*Task prompt*
Search the data below for lines that include the word "subtitle" and state how many there are, nothing else.

*Task input*
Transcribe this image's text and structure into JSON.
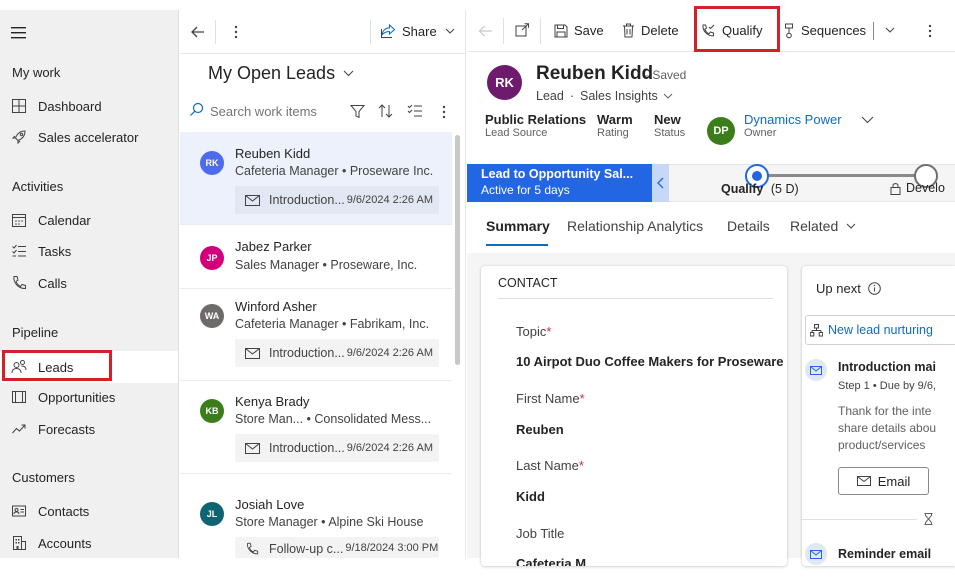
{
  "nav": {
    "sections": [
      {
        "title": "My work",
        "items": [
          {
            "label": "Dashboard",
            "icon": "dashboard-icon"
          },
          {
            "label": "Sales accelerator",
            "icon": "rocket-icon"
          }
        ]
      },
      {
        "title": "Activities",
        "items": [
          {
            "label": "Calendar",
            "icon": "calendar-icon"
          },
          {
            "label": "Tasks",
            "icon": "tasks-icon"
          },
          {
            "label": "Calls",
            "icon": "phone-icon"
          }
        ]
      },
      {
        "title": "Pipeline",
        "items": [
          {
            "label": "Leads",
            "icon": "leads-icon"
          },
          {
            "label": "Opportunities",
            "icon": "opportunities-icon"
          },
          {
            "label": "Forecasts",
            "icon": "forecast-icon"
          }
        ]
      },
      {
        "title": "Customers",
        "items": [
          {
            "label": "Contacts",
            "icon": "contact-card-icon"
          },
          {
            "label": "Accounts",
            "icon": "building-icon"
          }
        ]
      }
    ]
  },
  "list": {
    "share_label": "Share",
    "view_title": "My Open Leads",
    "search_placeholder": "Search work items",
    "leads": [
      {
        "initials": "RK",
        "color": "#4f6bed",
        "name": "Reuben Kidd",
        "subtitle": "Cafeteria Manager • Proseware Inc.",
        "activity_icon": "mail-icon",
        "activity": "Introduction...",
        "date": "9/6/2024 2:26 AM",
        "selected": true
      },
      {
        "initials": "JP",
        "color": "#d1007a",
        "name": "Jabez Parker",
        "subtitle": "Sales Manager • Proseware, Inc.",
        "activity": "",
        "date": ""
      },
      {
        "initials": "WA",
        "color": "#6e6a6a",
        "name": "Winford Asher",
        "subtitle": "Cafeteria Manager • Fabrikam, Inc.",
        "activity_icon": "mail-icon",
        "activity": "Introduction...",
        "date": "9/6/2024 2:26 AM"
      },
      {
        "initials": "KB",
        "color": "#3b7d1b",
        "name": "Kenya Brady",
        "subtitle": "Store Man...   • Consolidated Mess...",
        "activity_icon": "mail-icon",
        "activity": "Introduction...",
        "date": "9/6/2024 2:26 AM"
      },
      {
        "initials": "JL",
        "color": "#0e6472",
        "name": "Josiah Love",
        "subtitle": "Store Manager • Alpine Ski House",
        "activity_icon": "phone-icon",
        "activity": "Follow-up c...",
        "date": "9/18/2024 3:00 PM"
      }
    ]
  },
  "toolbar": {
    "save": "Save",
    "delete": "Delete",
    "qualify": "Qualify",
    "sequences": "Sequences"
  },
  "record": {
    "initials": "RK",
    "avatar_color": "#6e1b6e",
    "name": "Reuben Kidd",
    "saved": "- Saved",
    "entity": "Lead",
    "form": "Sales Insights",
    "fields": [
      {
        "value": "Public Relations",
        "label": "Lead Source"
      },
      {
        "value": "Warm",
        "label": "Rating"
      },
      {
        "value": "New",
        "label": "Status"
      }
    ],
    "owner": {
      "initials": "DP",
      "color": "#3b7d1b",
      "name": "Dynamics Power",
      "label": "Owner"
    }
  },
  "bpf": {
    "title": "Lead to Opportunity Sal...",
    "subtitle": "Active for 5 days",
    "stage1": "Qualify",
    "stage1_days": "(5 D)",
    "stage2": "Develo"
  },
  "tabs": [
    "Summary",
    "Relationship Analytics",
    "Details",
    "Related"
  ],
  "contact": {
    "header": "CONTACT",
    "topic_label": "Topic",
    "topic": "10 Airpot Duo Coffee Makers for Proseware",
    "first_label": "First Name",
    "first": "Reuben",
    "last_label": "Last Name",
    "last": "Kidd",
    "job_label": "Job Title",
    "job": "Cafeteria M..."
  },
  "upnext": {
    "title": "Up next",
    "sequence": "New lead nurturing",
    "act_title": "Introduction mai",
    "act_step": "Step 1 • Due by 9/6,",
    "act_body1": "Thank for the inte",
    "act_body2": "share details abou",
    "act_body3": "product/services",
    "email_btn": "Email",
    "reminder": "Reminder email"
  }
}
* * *
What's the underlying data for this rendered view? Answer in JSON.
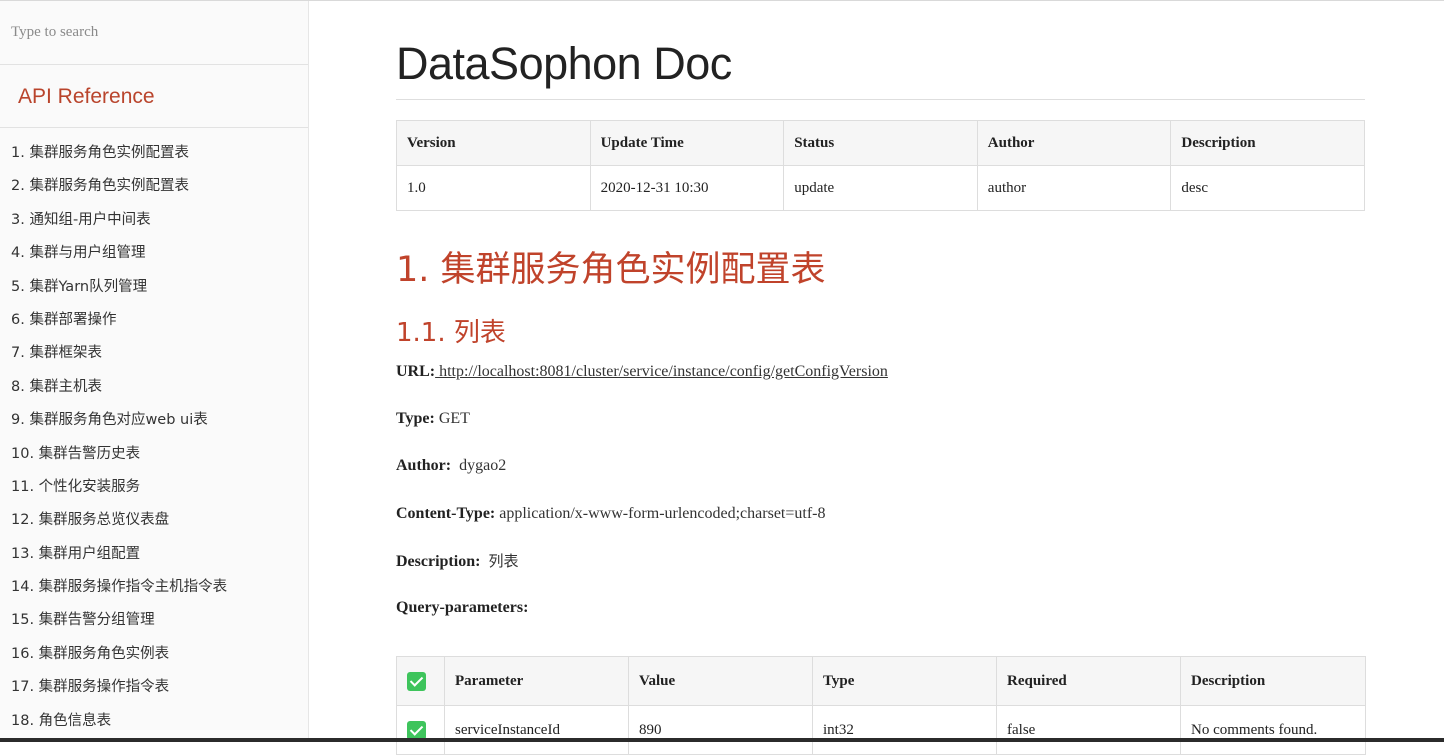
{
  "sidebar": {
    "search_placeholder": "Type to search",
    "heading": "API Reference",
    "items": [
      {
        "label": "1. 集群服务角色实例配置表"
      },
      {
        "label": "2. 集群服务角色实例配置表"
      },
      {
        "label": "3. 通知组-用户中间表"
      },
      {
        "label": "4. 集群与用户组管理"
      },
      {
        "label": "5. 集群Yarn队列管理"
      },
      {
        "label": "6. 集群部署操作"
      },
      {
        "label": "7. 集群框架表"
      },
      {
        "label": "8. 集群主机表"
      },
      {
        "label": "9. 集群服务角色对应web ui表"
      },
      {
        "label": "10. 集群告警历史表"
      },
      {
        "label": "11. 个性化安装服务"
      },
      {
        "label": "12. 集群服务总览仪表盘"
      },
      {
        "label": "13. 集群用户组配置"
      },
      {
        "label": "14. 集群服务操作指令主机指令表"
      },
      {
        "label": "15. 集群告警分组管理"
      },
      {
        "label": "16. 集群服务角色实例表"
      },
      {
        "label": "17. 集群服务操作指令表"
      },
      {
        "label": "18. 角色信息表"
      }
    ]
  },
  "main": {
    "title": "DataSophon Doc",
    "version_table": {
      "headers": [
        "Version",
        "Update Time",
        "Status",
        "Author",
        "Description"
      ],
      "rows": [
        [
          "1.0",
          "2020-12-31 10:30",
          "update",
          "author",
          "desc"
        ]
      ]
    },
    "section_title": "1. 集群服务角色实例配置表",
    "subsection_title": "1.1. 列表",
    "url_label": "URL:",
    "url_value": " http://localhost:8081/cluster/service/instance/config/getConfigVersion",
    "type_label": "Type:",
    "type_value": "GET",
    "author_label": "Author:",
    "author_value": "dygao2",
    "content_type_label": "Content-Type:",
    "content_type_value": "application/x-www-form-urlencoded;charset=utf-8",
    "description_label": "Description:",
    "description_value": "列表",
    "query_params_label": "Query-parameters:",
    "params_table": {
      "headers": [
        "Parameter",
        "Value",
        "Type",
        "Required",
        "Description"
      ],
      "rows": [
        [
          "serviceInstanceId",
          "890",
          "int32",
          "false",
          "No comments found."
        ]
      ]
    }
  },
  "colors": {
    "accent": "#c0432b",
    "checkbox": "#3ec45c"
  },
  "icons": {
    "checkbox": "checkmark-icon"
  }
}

*Answer space*
6